Editorial: What is driving research in NZ?

Written by  Peter Burke
At the moment, the primary sector is seeing the inner scientific workings of the software tool Overseer which is widely used, by the dairy industry in particular, come under some intense scrutiny. At the moment, the primary sector is seeing the inner scientific workings of the software tool Overseer which is widely used, by the dairy industry in particular, come under some intense scrutiny.

OPINION: The politics of science or is it the science of politics that is driving research in New Zealand?

So often we hear the call for more hard science on which to base decisions or regulations – the cries are almost deafening at times.

Yet it seems that often the real crunchy hard science is being ignored or watered down and replaced in some instances by pseudo or false science which is easily accessible on the internet, social media and some books. Science is often manipulated or selected to justify a political decision.

It’s no secret that certain pieces of science are sometimes deliberately excluded from a report to achieve a certain outcome.

Not for one minute should one say that science must always have the last word and that society as a whole should be excluded from having a say. Democracy is about weighing up the options and making decisions that are best for society.

At the moment, the primary sector is seeing the inner scientific workings of the software tool Overseer which is widely used, by the dairy industry in particular, come under some intense scrutiny. Overseer has doubtless much to offer as a tool to help farmers measure nitrogen loss.

But it’s become obvious in the past week or so that the wisdom of the Parliamentary Commissioner for the Environment, Simon Upton, along with countless farmers and consultants, has at last been vindicated.

The Science Advisory Panel that have recently reviewed Overseer for first time in its long history were finally able to access the science on which this tool is based.

Others, such as industrial mathematician Graeme Wake have for years being saying that Overseer is flawed as a regulatory tool.

This begs the question, why hasn’t it been properly reviewed before now? Who stopped this? Did the owners of Overseer – AgResearch, MPI and the Fertiliser Association – honestly believe their product was fit for purpose as a regulatory tool to police water quality? According to Graeme Wake, Overseer is overly simplistic, relies on averages and has mathematical flaws.

That’s damning stuff to go alongside the science panel’s 70 page report.

Overseer is arguably an embarrassment. In regional plans there is embedded a tool that is now deemed unfit for regulatory purposes. Why?

More like this

Editorial: Don't leave us hung out to dry

OPINION: The message was clear to Agriculture Minister Damien O’Connor and other government ministers seated at the main table at this month’s New Zealand Dairy Industry Awards.

Editorial: Reach out!

OPINION:As the dry begins to really bite around different regions of the country, farmers really need to take action to mitigate its affect - both on their livestock and themselves - especially heading into winter.

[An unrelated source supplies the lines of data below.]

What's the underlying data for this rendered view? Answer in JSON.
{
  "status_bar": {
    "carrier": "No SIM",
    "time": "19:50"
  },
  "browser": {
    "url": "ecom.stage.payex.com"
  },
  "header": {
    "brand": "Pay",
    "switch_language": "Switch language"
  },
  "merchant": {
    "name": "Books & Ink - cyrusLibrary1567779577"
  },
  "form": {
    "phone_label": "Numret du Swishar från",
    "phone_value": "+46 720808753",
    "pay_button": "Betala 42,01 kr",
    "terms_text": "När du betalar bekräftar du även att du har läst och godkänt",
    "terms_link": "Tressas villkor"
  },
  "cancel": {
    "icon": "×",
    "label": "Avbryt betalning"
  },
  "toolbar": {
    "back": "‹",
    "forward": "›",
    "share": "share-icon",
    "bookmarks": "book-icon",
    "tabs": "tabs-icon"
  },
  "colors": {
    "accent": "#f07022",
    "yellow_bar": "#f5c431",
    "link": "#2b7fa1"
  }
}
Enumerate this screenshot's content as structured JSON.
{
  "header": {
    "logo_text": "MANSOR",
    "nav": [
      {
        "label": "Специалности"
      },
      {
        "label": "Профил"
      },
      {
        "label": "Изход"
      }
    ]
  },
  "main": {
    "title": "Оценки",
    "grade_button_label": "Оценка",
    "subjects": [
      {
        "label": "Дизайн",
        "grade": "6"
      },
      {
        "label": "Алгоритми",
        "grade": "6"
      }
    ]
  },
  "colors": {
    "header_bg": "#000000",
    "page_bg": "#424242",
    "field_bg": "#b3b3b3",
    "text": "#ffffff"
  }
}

Talk is cheap - Editorial

OPINION: Prime Minister Jacinda Ardern delivered a ‘nice’ speech at last week’s Primary Industry Conference, organised and run by Federated Farmers.

National

Why should we do more?

OPINION: Managing our dairy sector's impacts inevitably attracts a range of views. Should we do more, less or stay the…

Cattle sale with a difference

Innovation, loss and resilience have brought the Singh family to the point where it is poised to honour its patriarch,…

O'Connor's overseas odyssey

Agriculture Minister Damien O'Connor continued his overseas odyssey in the past week with multiple meetings in the US, Europe and…

Machinery & Products

Protective tint

Now available in New Zealand, Wildcat Static Cling Tint adds a protective layer to the windows of your tractor, harvester…

New owner for stoll

German company Stoll, the well-known manufacturer of tractor front loaders and attachments that claims to be the second largest producer…

Fert spreaders get a revamp

Kuhn has updated its MDS range of fertiliser spreaders, giving farmers more options to upgrade machines as situations change, rather…

Mowers spring into action

With spring upon us, thoughts turn towards shutting up paddocks for conservation and maybe the purchase of new machinery to…

» The RNG Weather Report

» Latest Print Issues Online

Milking It

Feeling the heat

US dairy farmers have a new threat to their business - heat waves.

Class action

The news has gone from bad to worse for a2 Milk - the company Synlait had hitched its wagon to.

» Connect with Dairy News

» eNewsletter

Subscribe to our weekly newsletter